4. Forest Clearance has been granted only for 883.22 ha when the total mining area is 2028.797 ha. There is no environmental or forest clearance for the remaining area.
5. No forest rights have been settled under the provisions of the Scheduled Tribes and Other Traditional Forestdwellers (Recognition of Rights) Act known popularly as the Forest Rights Act.
6. Fake and identical gram sabha certificates state that there is nothing of cultural or religious significance in the area. In fact, the Rao (pictured as mounted on a horse) after whom Rowghat is named is of religious significance to a large area beyond Narayanpur district. Many hills
are the sites of clan festivals. This area is at least as culturally and religiously significant as Niyamgiri.
7. The proposed overburden dumps could destroy the drainage of the entire valley.
8. The company claims zero loss to oustees, and also that there are no affected villages within 5 km of the mines. Google maps show this is blatantly untrue.

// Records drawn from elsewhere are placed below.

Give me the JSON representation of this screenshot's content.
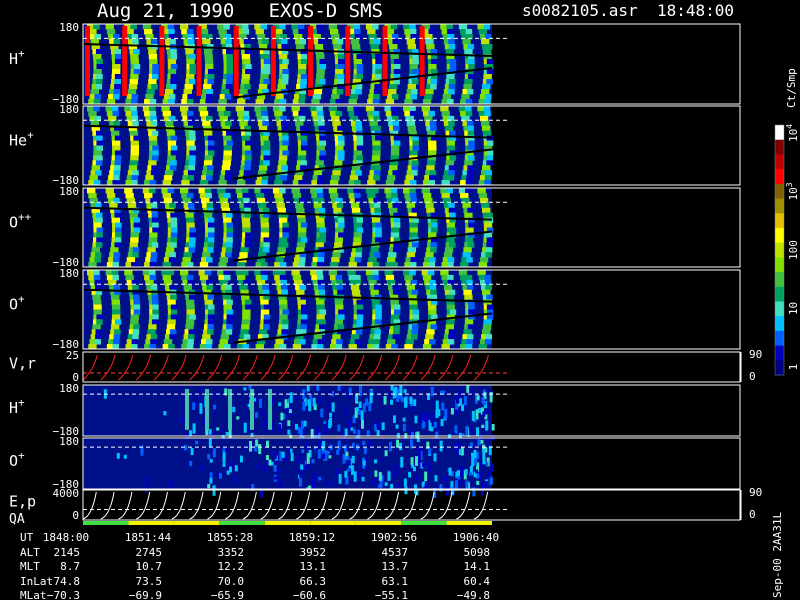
{
  "chart_data": {
    "type": "heatmap",
    "title": "Aug 21, 1990   EXOS-D SMS",
    "file_label": "s0082105.asr",
    "time_label": "18:48:00",
    "colorbar": {
      "unit": "Ct/Smp",
      "ticks": [
        {
          "label": "1",
          "value": 1
        },
        {
          "label": "10",
          "value": 10
        },
        {
          "label": "100",
          "value": 100
        },
        {
          "label": "10",
          "sup": "3",
          "value": 1000
        },
        {
          "label": "10",
          "sup": "4",
          "value": 10000
        }
      ],
      "colors": [
        "#000080",
        "#0000c0",
        "#0060ff",
        "#00c0ff",
        "#40e0c0",
        "#00a060",
        "#40c040",
        "#80e000",
        "#c0e000",
        "#ffff00",
        "#e0c000",
        "#a09000",
        "#806000",
        "#ff0000",
        "#c00000",
        "#800000",
        "#ffffff"
      ]
    },
    "panels": [
      {
        "name": "H",
        "sup": "+",
        "ymax": "180",
        "ymin": "−180",
        "kind": "pitch"
      },
      {
        "name": "He",
        "sup": "+",
        "ymax": "180",
        "ymin": "−180",
        "kind": "pitch"
      },
      {
        "name": "O",
        "sup": "++",
        "ymax": "180",
        "ymin": "−180",
        "kind": "pitch"
      },
      {
        "name": "O",
        "sup": "+",
        "ymax": "180",
        "ymin": "−180",
        "kind": "pitch"
      },
      {
        "name": "V,r",
        "sup": "",
        "ymax": "25",
        "ymin": "0",
        "right_max": "90",
        "right_min": "0",
        "kind": "line"
      },
      {
        "name": "H",
        "sup": "+",
        "ymax": "180",
        "ymin": "−180",
        "kind": "sparse"
      },
      {
        "name": "O",
        "sup": "+",
        "ymax": "180",
        "ymin": "−180",
        "kind": "sparse"
      },
      {
        "name": "E,p",
        "sup": "",
        "ymax": "4000",
        "ymin": "0",
        "right_max": "90",
        "right_min": "0",
        "kind": "energy"
      }
    ],
    "qa_label": "QA",
    "qa_segments": [
      "green",
      "yellow",
      "yellow",
      "green",
      "yellow",
      "yellow",
      "yellow",
      "green",
      "yellow"
    ],
    "ephemeris": {
      "row_labels": [
        "UT",
        "ALT",
        "MLT",
        "InLat",
        "MLat"
      ],
      "columns": [
        [
          "1848:00",
          "2145",
          "8.7",
          "74.8",
          "−70.3"
        ],
        [
          "1851:44",
          "2745",
          "10.7",
          "73.5",
          "−69.9"
        ],
        [
          "1855:28",
          "3352",
          "12.2",
          "70.0",
          "−65.9"
        ],
        [
          "1859:12",
          "3952",
          "13.1",
          "66.3",
          "−60.6"
        ],
        [
          "1902:56",
          "4537",
          "13.7",
          "63.1",
          "−55.1"
        ],
        [
          "1906:40",
          "5098",
          "14.1",
          "60.4",
          "−49.8"
        ]
      ]
    },
    "footer_label": "Sep-00 2AA31L"
  }
}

9. Villagers were at the time of the EIA/EMP unaware of what was happening. Now they are opposing the mines and railway lines en masse and know that they will lead to their annihilation. They are opposing the fraudulent "NOCs" that were forcefully taken from them..

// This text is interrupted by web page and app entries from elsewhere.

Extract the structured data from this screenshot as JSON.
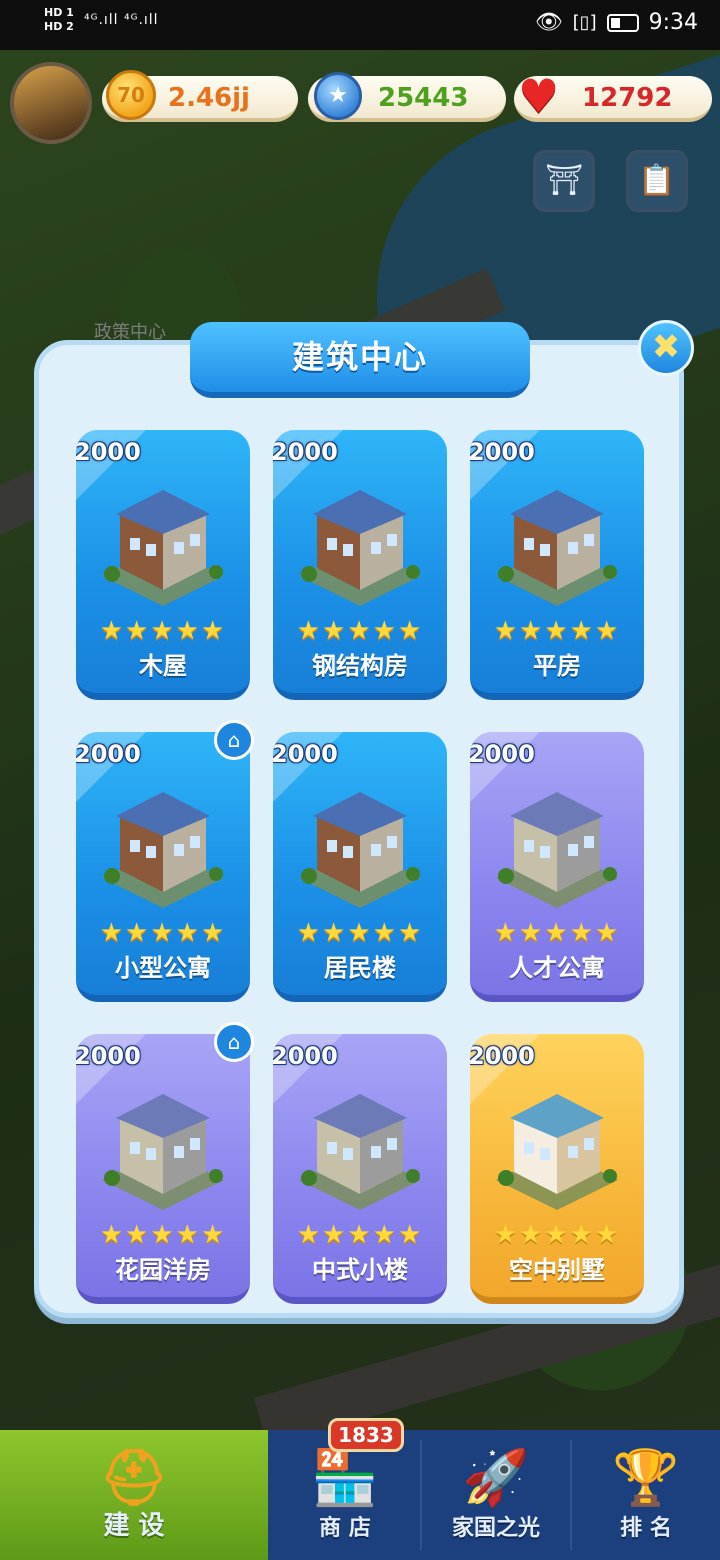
{
  "status_bar": {
    "left_top": "HD 1",
    "left_bottom": "HD 2",
    "network": "⁴ᴳ.ıll ⁴ᴳ.ıll ",
    "time": "9:34"
  },
  "hud": {
    "gold": "2.46jj",
    "gold_coin_glyph": "70",
    "gems": "25443",
    "hearts": "12792",
    "policy_center_label": "政策中心"
  },
  "modal": {
    "title": "建筑中心",
    "close_glyph": "✖",
    "cards": [
      {
        "price": "2000",
        "stars": "★★★★★",
        "name": "木屋",
        "tier": "blue",
        "new": false
      },
      {
        "price": "2000",
        "stars": "★★★★★",
        "name": "钢结构房",
        "tier": "blue",
        "new": false
      },
      {
        "price": "2000",
        "stars": "★★★★★",
        "name": "平房",
        "tier": "blue",
        "new": false
      },
      {
        "price": "2000",
        "stars": "★★★★★",
        "name": "小型公寓",
        "tier": "blue",
        "new": true
      },
      {
        "price": "2000",
        "stars": "★★★★★",
        "name": "居民楼",
        "tier": "blue",
        "new": false
      },
      {
        "price": "2000",
        "stars": "★★★★★",
        "name": "人才公寓",
        "tier": "purple",
        "new": false
      },
      {
        "price": "2000",
        "stars": "★★★★★",
        "name": "花园洋房",
        "tier": "purple",
        "new": true
      },
      {
        "price": "2000",
        "stars": "★★★★★",
        "name": "中式小楼",
        "tier": "purple",
        "new": false
      },
      {
        "price": "2000",
        "stars": "★★★★★",
        "name": "空中别墅",
        "tier": "gold",
        "new": false
      }
    ]
  },
  "bottom_nav": {
    "tabs": [
      {
        "label": "建 设",
        "icon": "hard-hat-icon",
        "active": true
      },
      {
        "label": "商 店",
        "icon": "shop-icon",
        "active": false
      },
      {
        "label": "家国之光",
        "icon": "rocket-icon",
        "active": false
      },
      {
        "label": "排 名",
        "icon": "ranking-icon",
        "active": false
      }
    ],
    "shop_badge": "1833"
  },
  "colors": {
    "card_blue": "#1b8fe6",
    "card_purple": "#8b86ee",
    "card_gold": "#f7b73a",
    "modal_bg": "#dff0fb",
    "nav_bg": "#1c3f7d"
  }
}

10. There is a proposal of 22 BSF and CRPF companies to ring the area.
About six camps have been constructed so far. The Bhilai Steel Plant/SAIL has signed an agreement with the government to fund and train the paramilitary forces. The forces would be stationed in Rowghat area for the entire life of the mine. Chattisgarh Bachao Andolan activists trying to hold meetings on the forest rights act have been prevented, and their mobiles seized. Schools are occupied by these forces, in violation of the Supreme Court’s orders.
The tribals, however, are in no mood to be intimidated into giving up their lands and their religious areas and despite tremendous repression have prepared to dig their heels in for a long battle.
Tuesday, January 21, 2014
Wednesday, January 15, 2014
Monday, January 13, 2014
Sunday, January 12, 2014
However, the Khedut Mazdoor Chetna Sangath took heed. A primary school, the Motia Bhil Bhanai Ghar, has now been started in Khatamri village in December 2013, the third such school after the ones already running in Chilakda and Bada Amba. Like in the earlier cases this school too has been made possible by a grant from well wishers Deep Pande and Shweta Sharma who reside in the United States of America. The difference with this school is that the teacher is a woman Senabai shown in the picture below.